Then Morgan agreed to pay $154 million to settle a fraud suit by the SEC:

As the housing market showed signs of trouble at the end of the boom, JPMorgan became desperate to sell Squared and get it off its books. In one 2007 email, a JPMorgan Securities employee wrote to the sales team, “we are soooo pregnant with this deal, we need a wheel-barrel to move around. … Let’s schedule the cesarian, please!”

Squared plummeted in value just months after it was sold. As the SEC noted, more than a dozen institutional investors—pension funds, a Lutheran nonprofit group, Asian financial institutions, and others—saw their investments reduced to almost nothing. As part of the settlement, the investors will be made whole, a relatively rare event.

Ironically, JPMorgan was among the losers. While the bank earned about $20 million for creating the deal, it ultimately lost $880 million on the parts of Squared that it didn’t sell off to investors. We reported Magnetar earned about $290 million off its bet on Squared.

Ironic indeed that the free market took more from J.P. Morgan then the SEC ever tried to. Why else do you think they call competition a sin?
But Morgan’s legal troubles don’t end there, The National Credit Union Administration, of all things is suing J.P. Morgan for another $800 million for fraud related to the failure of five credit unions:
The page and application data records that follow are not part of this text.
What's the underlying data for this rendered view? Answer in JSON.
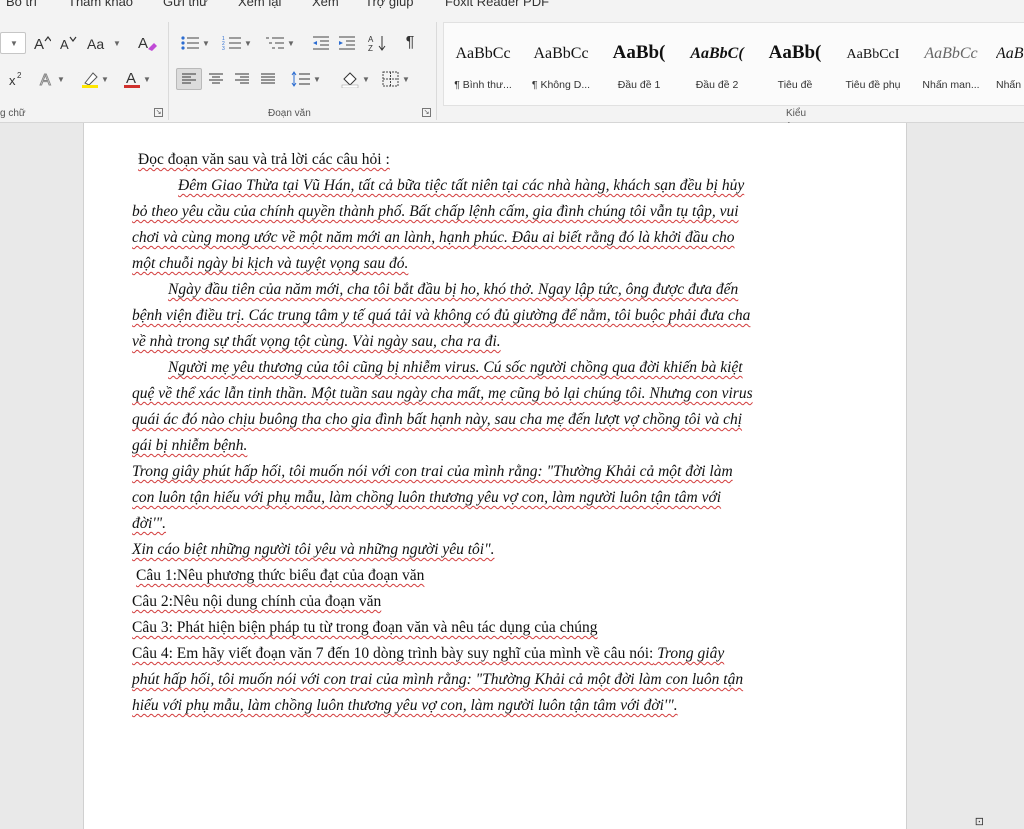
{
  "menubar": {
    "items": [
      "Bố trí",
      "Tham khảo",
      "Gửi thư",
      "Xem lại",
      "Xem",
      "Trợ giúp",
      "Foxit Reader PDF"
    ]
  },
  "ribbon": {
    "font_group_label": "g chữ",
    "paragraph_group_label": "Đoạn văn",
    "styles_group_label": "Kiểu",
    "font_buttons": {
      "grow": "A^",
      "shrink": "Aˇ",
      "case": "Aa",
      "clear": "A",
      "superscript": "x²",
      "text_effects": "A",
      "highlight": "✎",
      "font_color": "A"
    },
    "colors": {
      "highlight": "#ffe600",
      "font_color": "#d0312d"
    },
    "styles": [
      {
        "preview": "AaBbCc",
        "name": "¶ Bình thư..."
      },
      {
        "preview": "AaBbCc",
        "name": "¶ Không D..."
      },
      {
        "preview": "AaBb(",
        "name": "Đầu đề 1"
      },
      {
        "preview": "AaBbC(",
        "name": "Đầu đề 2"
      },
      {
        "preview": "AaBb(",
        "name": "Tiêu đề"
      },
      {
        "preview": "AaBbCcI",
        "name": "Tiêu đề phụ"
      },
      {
        "preview": "AaBbCc",
        "name": "Nhấn man..."
      },
      {
        "preview": "AaB",
        "name": "Nhấn"
      }
    ]
  },
  "document": {
    "lines": [
      "Đọc đoạn văn sau và trả lời các câu hỏi :",
      "Đêm Giao Thừa tại Vũ Hán, tất cả bữa tiệc tất niên tại các nhà hàng, khách sạn đều bị hủy",
      "bỏ theo yêu cầu của chính quyền thành phố. Bất chấp lệnh cấm, gia đình chúng tôi vẫn tụ tập, vui",
      "chơi và cùng mong ước về một năm mới an lành, hạnh phúc. Đâu ai biết rằng đó là khởi đầu cho",
      "một chuỗi ngày bi kịch và tuyệt vọng sau đó.",
      "Ngày đầu tiên của năm mới, cha tôi bắt đầu bị ho, khó thở. Ngay lập tức, ông được đưa đến",
      "bệnh viện điều trị. Các trung tâm y tế quá tải và không có đủ giường để nằm, tôi buộc phải đưa cha",
      "về nhà trong sự thất vọng tột cùng. Vài ngày sau, cha ra đi.",
      "Người mẹ yêu thương của tôi cũng bị nhiễm virus. Cú sốc người chồng qua đời khiến bà kiệt",
      "quệ về thể xác lẫn tinh thần. Một tuần sau ngày cha mất, mẹ cũng bỏ lại chúng tôi. Nhưng con virus",
      "quái ác đó nào chịu buông tha cho gia đình bất hạnh này, sau cha mẹ đến lượt vợ chồng tôi và chị",
      "gái bị nhiễm bệnh.",
      "Trong giây phút hấp hối, tôi muốn nói với con trai của mình rằng: \"Thường Khải cả một đời làm",
      "con luôn tận hiếu với phụ mẫu, làm chồng luôn thương yêu vợ con, làm người luôn tận tâm với",
      "đời'\".",
      "Xin cáo biệt những người tôi yêu và những người yêu tôi\".",
      "Câu 1:Nêu phương thức biểu đạt của  đoạn văn",
      "Câu 2:Nêu nội dung chính của đoạn văn",
      "Câu 3: Phát hiện biện pháp tu từ trong đoạn văn  và nêu tác dụng của chúng",
      "Câu 4: Em hãy  viết đoạn văn 7 đến 10 dòng  trình bày suy nghĩ của mình về câu nói:",
      " Trong giây",
      "phút hấp hối, tôi muốn nói với con trai của mình rằng: \"Thường Khải cả một đời làm con luôn tận",
      "hiếu với phụ mẫu, làm chồng luôn thương yêu vợ con, làm người luôn tận tâm với đời'\"."
    ]
  },
  "statusbar": {
    "zoom_hint": "⊡"
  }
}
The U.S. credit union regulator filed lawsuits on Monday against JPMorgan Chase & Co’s (JPM.N) JPMorgan Securities and Royal Bank of Scotland Group Plc’s (RBS.L) RBS Securities, alleging misrepresentation of investment vehicles backed by mortgages.

The National Credit Union Administration said the lawsuits seek damages in excess of $800 million and are related to the failure of five corporate credit unions.

The agency said in a statement on Monday that it may file more lawsuits in an effort to recover billions of dollars in losses related to the failure of these institutions.

Heartbreaking, isn’t it? That the bank should have to pay back any portion of what stole. But before you get all teary-eyed for Jamie Dimon and gang consider this number: $20,816,300.
Not counting options, that was Dimon‘s annual compensation last year. Not bad for a welfare recipient. And for the rest of you in the electronic bread lines J.P. Morgan says, “we are right here with you” :

J P Morgan has a food stamp monopoly in 26 states and the District of Columbia. Since Morgan gets a cut of each transaction the bank only stands to profit from hungry Americans. Given that 43 million hungry Americans use food stamps all those little cuts add up to quite a gouge. And what about the future of food stamp users in the country? Well if a high percentage of food stamp usage is good for Morgan you already know the answer to that. In fact in the video Morgan executive Christopher Paton ghoulishly admits that this is “a very important business to JP Morgan” and that it is doing very well

So, the fiscal second quarter of 2011 is in the books, but one more thing did not appear on the balance sheet today:

Of course it is, that which goes well for Morgan goes badly for the worlds citizens, it is the nature of debt money finance. And while those citizens settle into their new found poverty Jamie Dimon goes insane with genocidal profit lust.

The anti-genocide proposal was prompted by Chase’s investment in the PetroChina oil company, which human rights advocates have long accused of financing the genocide in Darfur because its parent company is a substantial oil producer in Sudan.

“There is no compelling justification for these investments,” said William Rosenfeld, founder of Investors Against Genocide, at today’s meeting. “Chairman Dimon says, ‘We have always been committed to being good corporate citizens.’ So why does the company’s board oppose this proposal?”

It’s doubtful that it ever will be or that it will appear on the 10-Q either.

The New York bank added $1.27 billion to litigation reserves for mortgage-related matters bringing its total reserves fund to $9.7 billion.

That is $10 billion big ones that wont be used just for company picnics. At least it is something that does show up on the balance sheet.